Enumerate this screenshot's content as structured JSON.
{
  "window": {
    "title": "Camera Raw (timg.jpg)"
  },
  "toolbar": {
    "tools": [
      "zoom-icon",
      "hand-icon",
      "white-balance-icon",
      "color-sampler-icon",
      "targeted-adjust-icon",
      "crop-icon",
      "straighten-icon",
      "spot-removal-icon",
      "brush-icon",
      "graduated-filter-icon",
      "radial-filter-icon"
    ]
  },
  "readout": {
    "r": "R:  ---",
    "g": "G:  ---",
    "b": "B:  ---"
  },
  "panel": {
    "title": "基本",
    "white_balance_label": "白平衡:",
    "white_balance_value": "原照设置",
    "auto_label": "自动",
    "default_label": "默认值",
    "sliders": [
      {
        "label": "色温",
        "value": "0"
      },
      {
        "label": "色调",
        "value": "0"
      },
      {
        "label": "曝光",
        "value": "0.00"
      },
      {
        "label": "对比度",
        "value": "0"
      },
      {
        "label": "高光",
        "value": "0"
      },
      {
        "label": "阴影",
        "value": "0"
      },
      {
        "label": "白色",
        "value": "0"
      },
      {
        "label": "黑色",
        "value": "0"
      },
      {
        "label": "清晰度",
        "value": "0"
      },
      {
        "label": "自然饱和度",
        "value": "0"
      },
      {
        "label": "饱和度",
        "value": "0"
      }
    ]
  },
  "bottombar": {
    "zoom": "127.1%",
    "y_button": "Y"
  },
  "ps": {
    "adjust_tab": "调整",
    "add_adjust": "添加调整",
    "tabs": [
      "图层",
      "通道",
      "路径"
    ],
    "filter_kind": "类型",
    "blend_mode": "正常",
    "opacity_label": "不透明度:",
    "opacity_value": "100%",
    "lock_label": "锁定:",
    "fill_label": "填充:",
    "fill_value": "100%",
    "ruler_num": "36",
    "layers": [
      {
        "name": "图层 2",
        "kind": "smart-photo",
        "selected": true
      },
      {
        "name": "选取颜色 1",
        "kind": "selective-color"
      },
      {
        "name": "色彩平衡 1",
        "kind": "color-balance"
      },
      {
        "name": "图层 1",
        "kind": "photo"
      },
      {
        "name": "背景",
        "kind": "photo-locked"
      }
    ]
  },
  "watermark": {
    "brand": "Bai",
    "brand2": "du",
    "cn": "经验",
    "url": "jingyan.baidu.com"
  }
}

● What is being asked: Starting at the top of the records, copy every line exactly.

● Expected answer:
Enumerate this screenshot's content as structured JSON.
{
  "window": {
    "title": "Camera Raw (timg.jpg)"
  },
  "toolbar": {
    "tools": [
      "zoom-icon",
      "hand-icon",
      "white-balance-icon",
      "color-sampler-icon",
      "targeted-adjust-icon",
      "crop-icon",
      "straighten-icon",
      "spot-removal-icon",
      "brush-icon",
      "graduated-filter-icon",
      "radial-filter-icon"
    ]
  },
  "readout": {
    "r": "R:  ---",
    "g": "G:  ---",
    "b": "B:  ---"
  },
  "panel": {
    "title": "基本",
    "white_balance_label": "白平衡:",
    "white_balance_value": "原照设置",
    "auto_label": "自动",
    "default_label": "默认值",
    "sliders": [
      {
        "label": "色温",
        "value": "0"
      },
      {
        "label": "色调",
        "value": "0"
      },
      {
        "label": "曝光",
        "value": "0.00"
      },
      {
        "label": "对比度",
        "value": "0"
      },
      {
        "label": "高光",
        "value": "0"
      },
      {
        "label": "阴影",
        "value": "0"
      },
      {
        "label": "白色",
        "value": "0"
      },
      {
        "label": "黑色",
        "value": "0"
      },
      {
        "label": "清晰度",
        "value": "0"
      },
      {
        "label": "自然饱和度",
        "value": "0"
      },
      {
        "label": "饱和度",
        "value": "0"
      }
    ]
  },
  "bottombar": {
    "zoom": "127.1%",
    "y_button": "Y"
  },
  "ps": {
    "adjust_tab": "调整",
    "add_adjust": "添加调整",
    "tabs": [
      "图层",
      "通道",
      "路径"
    ],
    "filter_kind": "类型",
    "blend_mode": "正常",
    "opacity_label": "不透明度:",
    "opacity_value": "100%",
    "lock_label": "锁定:",
    "fill_label": "填充:",
    "fill_value": "100%",
    "ruler_num": "36",
    "layers": [
      {
        "name": "图层 2",
        "kind": "smart-photo",
        "selected": true
      },
      {
        "name": "选取颜色 1",
        "kind": "selective-color"
      },
      {
        "name": "色彩平衡 1",
        "kind": "color-balance"
      },
      {
        "name": "图层 1",
        "kind": "photo"
      },
      {
        "name": "背景",
        "kind": "photo-locked"
      }
    ]
  },
  "watermark": {
    "brand": "Bai",
    "brand2": "du",
    "cn": "经验",
    "url": "jingyan.baidu.com"
  }
}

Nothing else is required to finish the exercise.